▶ **What to do**: A bare number is the expected answer: the count of lines in the records that contain the word "hint".

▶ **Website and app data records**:
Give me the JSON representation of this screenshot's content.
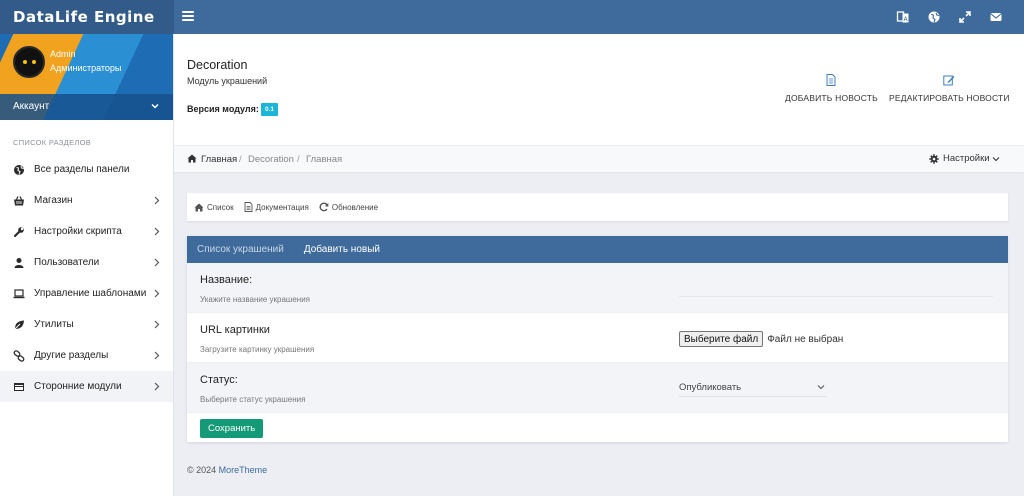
{
  "app": {
    "brand": "DataLife Engine"
  },
  "profile": {
    "name": "Admin",
    "role": "Администраторы",
    "account_label": "Аккаунт"
  },
  "sidebar": {
    "section_title": "СПИСОК РАЗДЕЛОВ",
    "items": [
      {
        "label": "Все разделы панели",
        "icon": "globe-icon",
        "has_children": false
      },
      {
        "label": "Магазин",
        "icon": "basket-icon",
        "has_children": true
      },
      {
        "label": "Настройки скрипта",
        "icon": "wrench-icon",
        "has_children": true
      },
      {
        "label": "Пользователи",
        "icon": "user-icon",
        "has_children": true
      },
      {
        "label": "Управление шаблонами",
        "icon": "laptop-icon",
        "has_children": true
      },
      {
        "label": "Утилиты",
        "icon": "leaf-icon",
        "has_children": true
      },
      {
        "label": "Другие разделы",
        "icon": "link-icon",
        "has_children": true
      },
      {
        "label": "Сторонние модули",
        "icon": "window-icon",
        "has_children": true,
        "active": true
      }
    ]
  },
  "header": {
    "title": "Decoration",
    "subtitle": "Модуль украшений",
    "version_label": "Версия модуля:",
    "version": "0.1",
    "actions": [
      {
        "label": "ДОБАВИТЬ НОВОСТЬ",
        "icon": "file-text-icon"
      },
      {
        "label": "РЕДАКТИРОВАТЬ НОВОСТИ",
        "icon": "edit-icon"
      }
    ]
  },
  "breadcrumb": {
    "items": [
      "Главная",
      "Decoration",
      "Главная"
    ],
    "settings_label": "Настройки"
  },
  "toolbar": {
    "items": [
      "Список",
      "Документация",
      "Обновление"
    ]
  },
  "form": {
    "tabs": [
      {
        "label": "Список украшений",
        "active": false
      },
      {
        "label": "Добавить новый",
        "active": true
      }
    ],
    "fields": {
      "name": {
        "label": "Название:",
        "hint": "Укажите название украшения",
        "value": "",
        "placeholder": ""
      },
      "image": {
        "label": "URL картинки",
        "hint": "Загрузите картинку украшения",
        "button_label": "Выберите файл",
        "no_file_text": "Файл не выбран"
      },
      "status": {
        "label": "Статус:",
        "hint": "Выберите статус украшения",
        "value": "Опубликовать"
      }
    },
    "submit_label": "Сохранить"
  },
  "footer": {
    "copyright": "© 2024",
    "brand": "MoreTheme"
  },
  "colors": {
    "topbar": "#3f6b9c",
    "brand_bg": "#335b89",
    "accent": "#1bb5d8",
    "save": "#159a77"
  }
}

▶ **Solution to the exercise**: 3